Start of Dataset records

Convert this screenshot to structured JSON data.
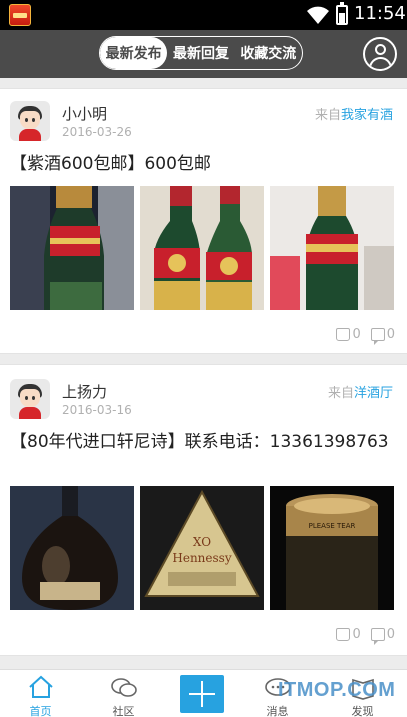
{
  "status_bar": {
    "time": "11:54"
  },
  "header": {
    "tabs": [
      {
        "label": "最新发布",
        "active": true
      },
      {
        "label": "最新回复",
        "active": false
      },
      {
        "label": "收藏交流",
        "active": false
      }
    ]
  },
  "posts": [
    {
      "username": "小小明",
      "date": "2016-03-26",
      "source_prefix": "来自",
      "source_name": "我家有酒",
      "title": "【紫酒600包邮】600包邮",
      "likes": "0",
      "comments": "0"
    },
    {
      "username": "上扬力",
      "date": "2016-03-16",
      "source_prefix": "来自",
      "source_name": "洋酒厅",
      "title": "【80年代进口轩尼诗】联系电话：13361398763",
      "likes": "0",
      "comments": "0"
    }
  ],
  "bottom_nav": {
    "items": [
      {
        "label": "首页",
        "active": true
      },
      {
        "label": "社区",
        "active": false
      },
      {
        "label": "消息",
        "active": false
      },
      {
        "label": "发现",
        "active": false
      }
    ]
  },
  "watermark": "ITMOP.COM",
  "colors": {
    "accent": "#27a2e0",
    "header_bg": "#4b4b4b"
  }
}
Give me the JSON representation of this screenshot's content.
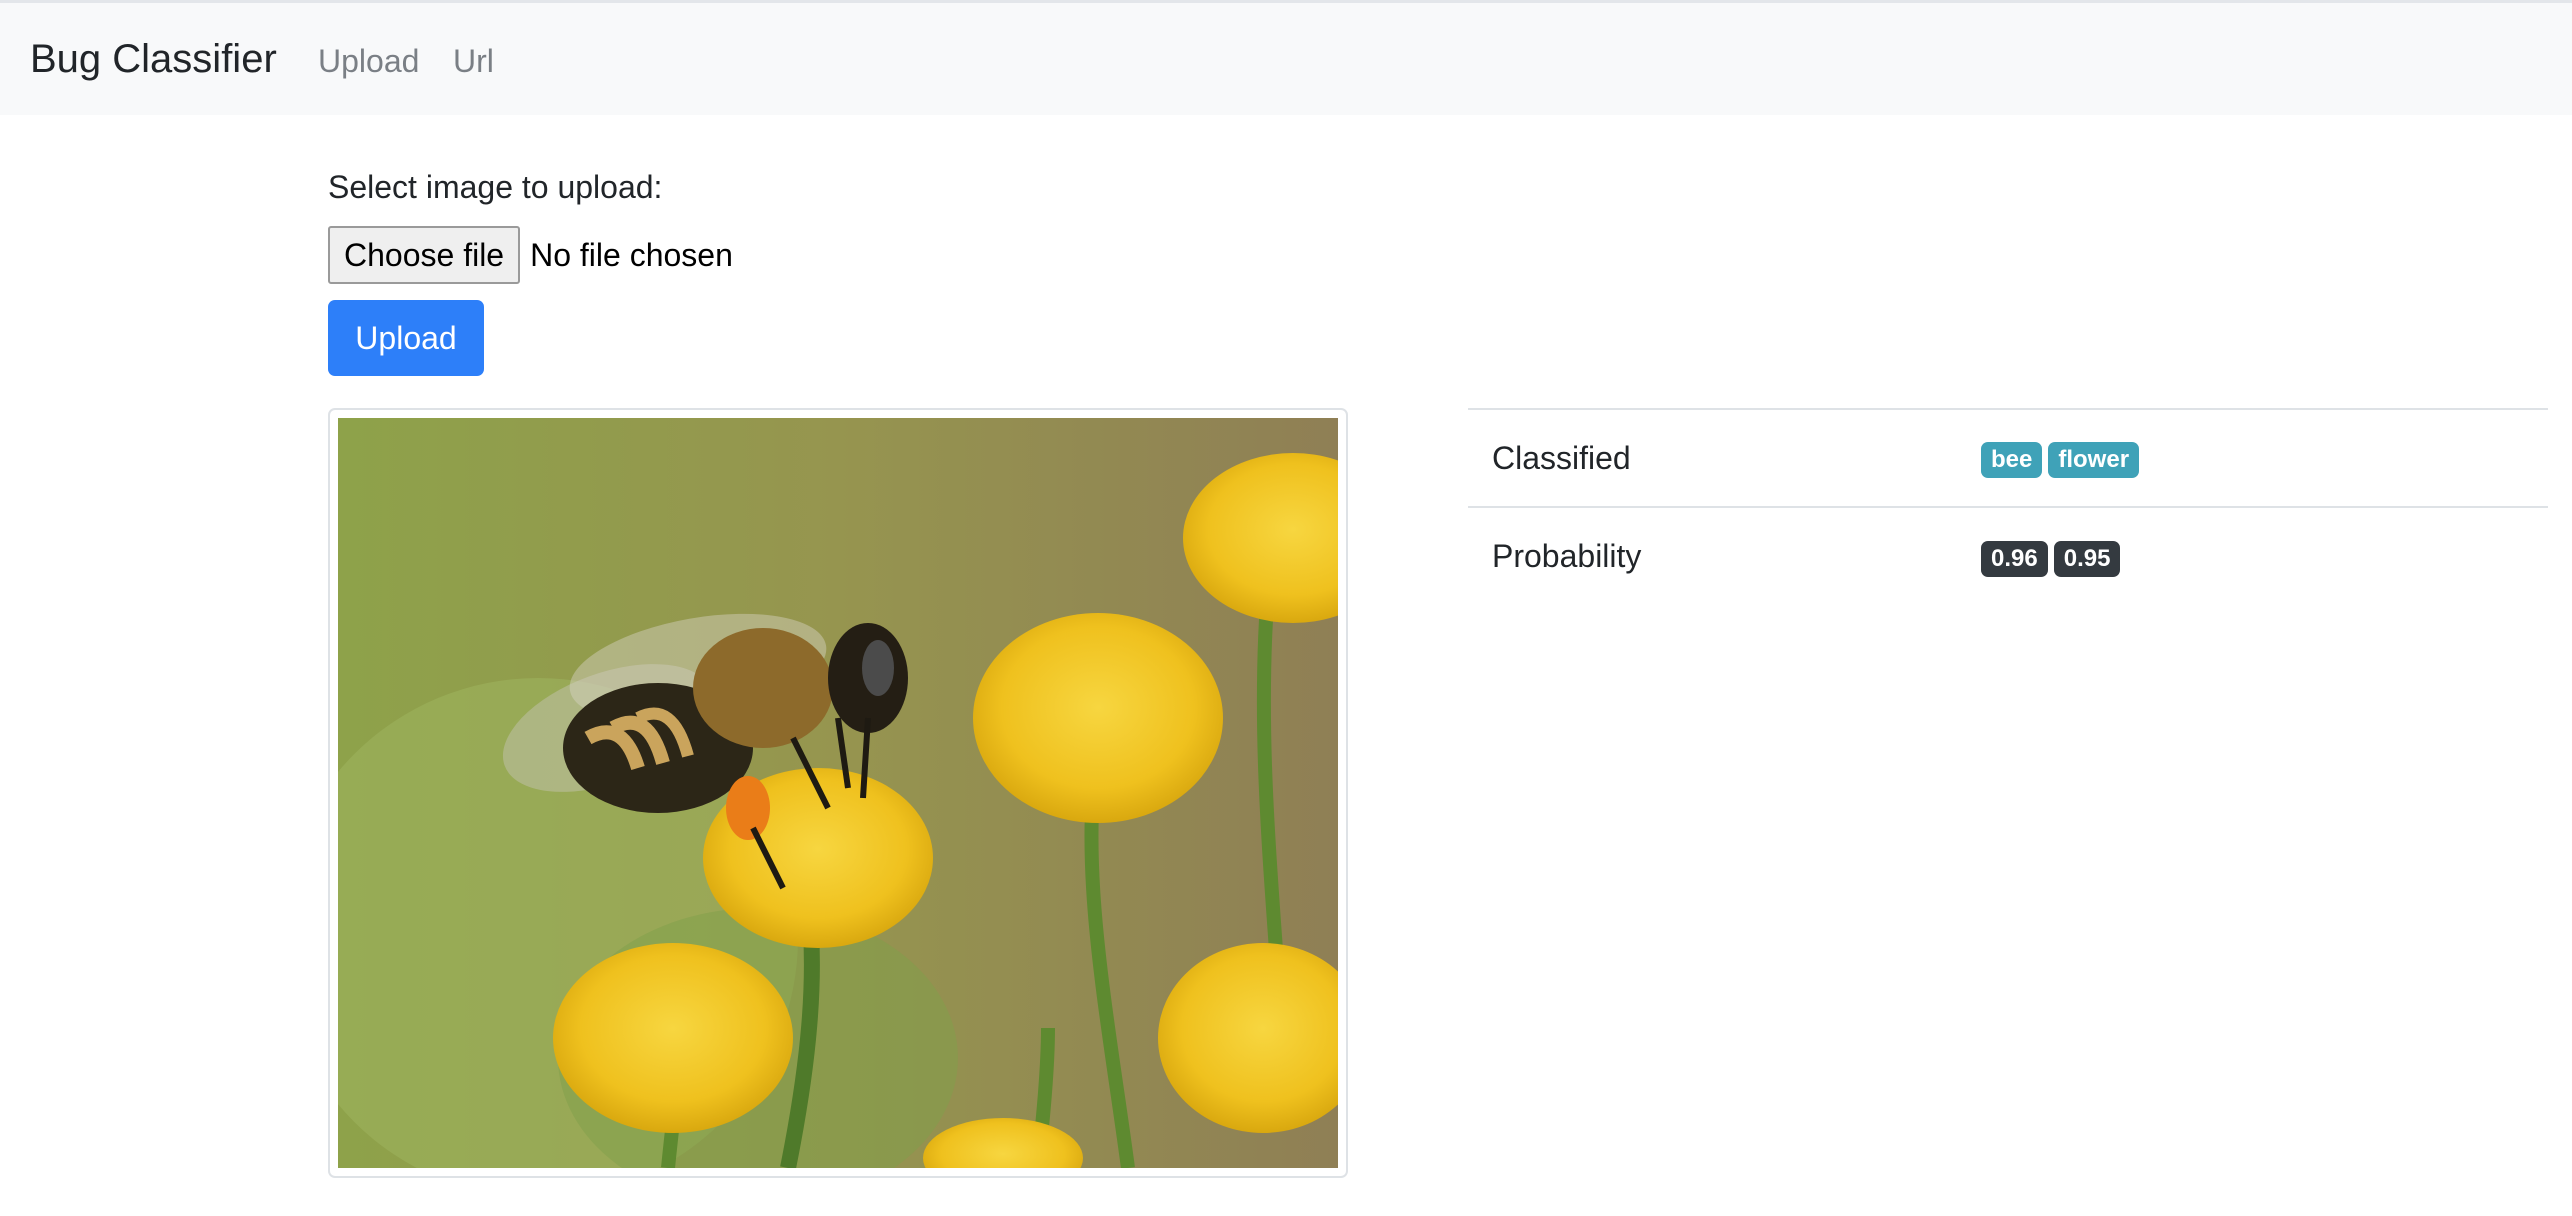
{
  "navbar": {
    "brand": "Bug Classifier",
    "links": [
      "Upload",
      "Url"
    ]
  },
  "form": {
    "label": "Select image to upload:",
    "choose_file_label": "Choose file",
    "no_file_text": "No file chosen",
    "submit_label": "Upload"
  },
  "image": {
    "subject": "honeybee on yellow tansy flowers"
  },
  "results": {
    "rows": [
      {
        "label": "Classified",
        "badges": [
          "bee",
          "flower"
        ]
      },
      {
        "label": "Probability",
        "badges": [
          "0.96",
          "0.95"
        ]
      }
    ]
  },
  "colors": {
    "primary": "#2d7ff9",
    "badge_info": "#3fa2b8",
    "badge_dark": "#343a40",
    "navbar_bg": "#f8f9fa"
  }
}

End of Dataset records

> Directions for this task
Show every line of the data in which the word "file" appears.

> Completed task
    "choose_file_label": "Choose file",
    "no_file_text": "No file chosen",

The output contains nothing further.